A Superior Court judge on Wednesday ruled that the Orange County District Attorney’s team acted so badly in the case of a defendant blamed in the death of a sheriff’s deputy that he dismissed a charge of first degree murder.
Judge Thomas Goethals decided that ex-construction worker Cole Wilkins, who has spent the last 11 years in jail, can at the most be re-tried on a harder-to-prove charge of second degree murder in the wake of a 2006 traffic accident caused when a stolen stove fell off Wilkins’ truck.
Goethals said he based his decision on the “serious misconduct” of former prosecutor Michael Murray who failed to act when notified that a traffic report was altered in way that helped the prosecution. The original report was shredded and its existence was never disclosed to the defense or heard by the jury in Wilkins’ first trial.
“When the trial prosecutor was repeatedly put on notice that there were irregularities involving the investigation of his case—twice by members of his own prosecution team–he was constitutionally obliged to address the issue. He did not,” Goethals said of Murray in his five-page ruling.
Murray is now an Orange County Superior Court judge and, as such, cannot comment on the case.
Susan Kang Schroeder, chief of staff for District Attorney Tony Rackauckas, said Wednesday the office disagrees with the court’s findings and interpretation of the law and is considering an appeal.
“What changed today is the Orange County District Attorney’s Office’s (OCDA) ability to pursue a first degree murder charge,” Schroeder said.
“What has not changed is the OCDA’s resolve to hold Cole Wilkins accountable for the death of Los Angeles Sheriff Deputy David Piquette and depriving his wife and young family of a lifetime together.”
Evidence presented in court shows that following Piquette’s death, California Highway Patrol administrators changed a report that benefited Wilkins and destroyed the original document. Those officials also created a second report that benefited prosecutors.
“The trial prosecutor compounded the problem by essentially ignoring information he received that should have put him on notice of law enforcement’s misconduct,” Goethals wrote.
Goethals stressed that his decision was not meant to punish the district attorney’s office, but to assure a fair trial for Wilkins.
The decision Wednesday deals another setback to the embattled district attorney’s office, hobbled during the past four years by controversy over its use of jailhouse informants and the withholding of evidence.
The scandal has sparked separate investigations by the Orange County Grand Jury, the state Attorney General’s Office and the U.S. Department of Justice. An appeals court has described local prosecutors’ misconduct as “systemic.”
Goethals is the same judge who removed the district attorney’s office in 2015 from the penalty trial of mass murderer Scott Dekraai, who pleaded guilty to killing eight and injuring one in a shooting rampage at a Seal Beach salon.
His latest ruling involves a complicated case that began when Wilkins stole large kitchen appliances from a house under construction in Riverside County in the early morning hours of July 7, 2006. Wilkins drove about 60 miles when the boxed stove fell out of his truck about 5 a.m. on the 91 Freeway in Anaheim. Wilkins didn’t know the stove was gone and kept driving until he was pulled over miles away by an angry motorist.

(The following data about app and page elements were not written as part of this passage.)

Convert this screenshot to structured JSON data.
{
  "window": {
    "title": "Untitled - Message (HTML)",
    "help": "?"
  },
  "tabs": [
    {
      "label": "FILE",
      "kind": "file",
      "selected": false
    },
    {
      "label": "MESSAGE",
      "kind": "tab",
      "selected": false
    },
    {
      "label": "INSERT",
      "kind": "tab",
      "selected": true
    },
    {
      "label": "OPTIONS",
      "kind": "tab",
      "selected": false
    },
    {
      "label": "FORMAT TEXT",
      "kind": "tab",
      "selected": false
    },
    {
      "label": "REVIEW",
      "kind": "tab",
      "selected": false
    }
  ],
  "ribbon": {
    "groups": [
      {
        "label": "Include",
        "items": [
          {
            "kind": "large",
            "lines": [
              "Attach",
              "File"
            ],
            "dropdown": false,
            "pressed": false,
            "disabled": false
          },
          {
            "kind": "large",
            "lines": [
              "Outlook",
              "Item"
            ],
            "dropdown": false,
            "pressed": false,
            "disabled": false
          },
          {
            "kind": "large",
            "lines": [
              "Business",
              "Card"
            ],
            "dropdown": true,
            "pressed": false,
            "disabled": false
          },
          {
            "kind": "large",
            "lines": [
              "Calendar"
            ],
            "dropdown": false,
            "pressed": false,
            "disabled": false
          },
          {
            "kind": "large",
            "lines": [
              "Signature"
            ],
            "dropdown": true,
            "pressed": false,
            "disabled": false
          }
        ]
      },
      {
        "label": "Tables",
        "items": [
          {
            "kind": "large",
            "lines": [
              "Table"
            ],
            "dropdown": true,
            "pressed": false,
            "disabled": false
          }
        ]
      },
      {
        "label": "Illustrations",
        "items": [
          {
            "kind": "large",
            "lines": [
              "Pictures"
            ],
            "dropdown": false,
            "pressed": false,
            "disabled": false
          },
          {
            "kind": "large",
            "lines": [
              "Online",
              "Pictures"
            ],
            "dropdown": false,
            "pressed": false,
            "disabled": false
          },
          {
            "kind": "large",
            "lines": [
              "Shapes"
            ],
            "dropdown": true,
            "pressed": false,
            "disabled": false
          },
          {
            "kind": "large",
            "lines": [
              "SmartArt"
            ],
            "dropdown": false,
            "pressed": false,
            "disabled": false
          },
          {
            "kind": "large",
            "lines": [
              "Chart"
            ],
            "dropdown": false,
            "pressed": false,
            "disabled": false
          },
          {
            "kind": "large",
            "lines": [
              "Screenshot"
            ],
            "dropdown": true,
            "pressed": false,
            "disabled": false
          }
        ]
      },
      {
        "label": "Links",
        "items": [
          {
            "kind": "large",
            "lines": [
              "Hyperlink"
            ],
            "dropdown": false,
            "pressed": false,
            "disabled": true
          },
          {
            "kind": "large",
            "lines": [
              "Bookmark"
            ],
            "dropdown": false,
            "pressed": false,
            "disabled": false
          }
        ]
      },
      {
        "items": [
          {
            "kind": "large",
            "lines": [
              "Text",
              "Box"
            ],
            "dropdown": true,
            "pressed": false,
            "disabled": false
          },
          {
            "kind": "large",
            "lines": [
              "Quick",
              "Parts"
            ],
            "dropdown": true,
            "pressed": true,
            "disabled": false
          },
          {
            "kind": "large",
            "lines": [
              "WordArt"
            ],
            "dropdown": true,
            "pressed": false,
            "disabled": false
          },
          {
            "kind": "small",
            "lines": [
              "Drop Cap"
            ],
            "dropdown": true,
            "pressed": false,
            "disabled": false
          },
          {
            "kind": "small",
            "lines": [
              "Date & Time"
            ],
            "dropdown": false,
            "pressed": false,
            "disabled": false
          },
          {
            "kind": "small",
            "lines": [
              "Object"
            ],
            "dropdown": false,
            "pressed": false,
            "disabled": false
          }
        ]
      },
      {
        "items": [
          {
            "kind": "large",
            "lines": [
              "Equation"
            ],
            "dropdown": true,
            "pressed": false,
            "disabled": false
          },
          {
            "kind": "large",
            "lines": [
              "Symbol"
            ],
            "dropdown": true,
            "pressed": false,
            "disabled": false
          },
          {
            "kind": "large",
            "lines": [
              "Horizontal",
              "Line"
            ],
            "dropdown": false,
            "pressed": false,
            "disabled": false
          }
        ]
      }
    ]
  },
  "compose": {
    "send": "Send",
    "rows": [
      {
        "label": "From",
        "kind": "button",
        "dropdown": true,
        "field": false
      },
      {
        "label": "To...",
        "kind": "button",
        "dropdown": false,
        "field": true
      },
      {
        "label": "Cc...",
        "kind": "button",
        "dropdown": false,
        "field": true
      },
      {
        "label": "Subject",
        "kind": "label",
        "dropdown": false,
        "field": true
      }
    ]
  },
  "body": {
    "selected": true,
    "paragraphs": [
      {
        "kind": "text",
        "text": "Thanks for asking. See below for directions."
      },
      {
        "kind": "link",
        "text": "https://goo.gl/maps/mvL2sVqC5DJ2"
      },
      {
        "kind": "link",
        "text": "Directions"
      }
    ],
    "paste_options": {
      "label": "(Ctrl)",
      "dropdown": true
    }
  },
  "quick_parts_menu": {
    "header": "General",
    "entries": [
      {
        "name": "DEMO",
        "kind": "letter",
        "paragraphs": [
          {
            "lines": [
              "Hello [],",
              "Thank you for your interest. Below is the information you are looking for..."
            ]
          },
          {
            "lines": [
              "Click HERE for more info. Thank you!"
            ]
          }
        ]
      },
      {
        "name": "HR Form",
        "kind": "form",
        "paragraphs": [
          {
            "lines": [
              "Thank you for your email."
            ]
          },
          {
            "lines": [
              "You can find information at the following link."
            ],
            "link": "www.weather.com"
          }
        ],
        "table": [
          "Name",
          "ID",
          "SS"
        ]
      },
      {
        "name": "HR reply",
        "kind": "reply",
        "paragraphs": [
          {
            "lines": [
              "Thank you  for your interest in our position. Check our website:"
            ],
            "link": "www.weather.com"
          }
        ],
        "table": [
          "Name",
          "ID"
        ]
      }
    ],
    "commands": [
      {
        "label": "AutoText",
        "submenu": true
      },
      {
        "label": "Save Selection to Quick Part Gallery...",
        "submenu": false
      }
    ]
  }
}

Drivers swerved to miss the stove, including several who didn’t have accidents. Piquette, on his way to work, collided with a cement truck and was killed. The original report on the incident indicated Piquette’s driving was the primary cause of the accident. The second report reversed that conclusion and said other factors caused the accident.
Piquette’s death sparked a public wave of mourning by the community and his brethren in law enforcement.
Wilkins was charged with first-degree murder on the theory that he caused Piquette’s death while in the commission of a felony. He was convicted in 2008 and sentenced to 25-years-to-life in prison. In 2013, that conviction was overturned by an appellate court based questions concerning jury instructions.
In Wilkins’ new hearing, Goethal’s ruling means that prosecutors must show that Wilkins acted with a conscious disregard for human life – which legal experts say is harder to prove. If convicted, Wilkins would be eligible for parole 10 years sooner than if convicted of a first-degree charge.